Sunday, January 2, 2011

a bit more on Prajna

Prajna, in many cases, can safely be [translated as] 'faith': not a belief in revealed truths, but a sort of immediate knowledge gained by intuitive intelligence. [Moreover] Prajna corresponds in some respects to 'wisdom': meaning the foundation of all reasonings and experiences.

--- from "Outlines of Mahayana Buddhism" by D. T. Suzuki


  1. Often, Prajna is simply translated as Wisdom, which is usually pretty unhelpful.

  2. I have understood it as meaning Trancendental Wisdom.That it transcends all conventional means and logic of knowing.What do you think?

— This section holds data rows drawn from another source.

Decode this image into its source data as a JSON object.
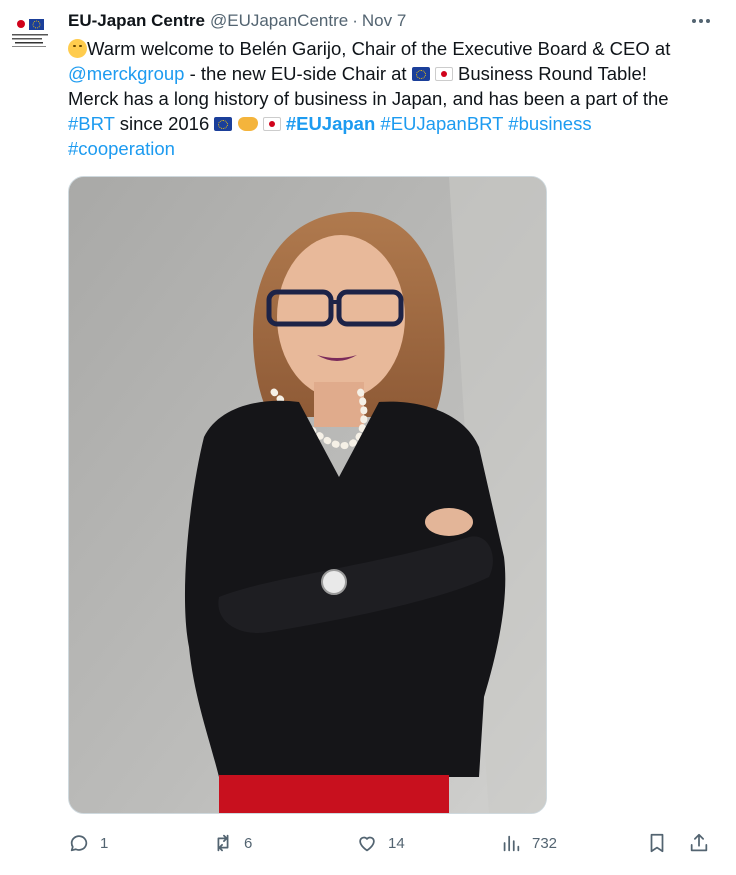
{
  "tweet": {
    "author_name": "EU-Japan Centre",
    "handle": "@EUJapanCentre",
    "separator": "·",
    "date": "Nov 7",
    "avatar_text": "EU-Japan Centre",
    "text": {
      "l1_a": "Warm welcome to Belén Garijo, Chair of the Executive Board & CEO at",
      "l2_mention": "@merckgroup",
      "l2_a": " - the new EU-side Chair at ",
      "l2_b": " Business Round Table!",
      "l3": "Merck has a long history of business in Japan, and has been a part of the",
      "l4_tag1": "#BRT",
      "l4_a": " since 2016 ",
      "l4_tag2": "#EUJapan",
      "l4_tag3": "#EUJapanBRT",
      "l4_tag4": "#business",
      "l5_tag": "#cooperation"
    },
    "image_alt": "Portrait photo of Belén Garijo"
  },
  "actions": {
    "replies": "1",
    "reposts": "6",
    "likes": "14",
    "views": "732"
  },
  "icons": [
    "more-icon",
    "reply-icon",
    "repost-icon",
    "like-icon",
    "views-icon",
    "bookmark-icon",
    "share-icon"
  ],
  "colors": {
    "link": "#1d9bf0",
    "muted": "#536471",
    "text": "#0f1419"
  }
}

  3. I, too, have seen it translated that way. I'd say that the "problem" with calling it (Transcendental) Wisdom is that it makes it sound like someTHING remote.

    One of the ancient Ch'an masters asked, "What is there that is NOT Prajna?" So, translations that point to it's "immanence" as well, would seem more helpful.

    The way that Wei Wu Wei and Wayne Liquorman use the term 'Apperceiving' is a synonym. I have posted some quotes @ 'Apperceiving' that you may find valuable.

  4. Yes,I see what you mean.Their is a subtle introduction of disunity with the word 'Trancendental'.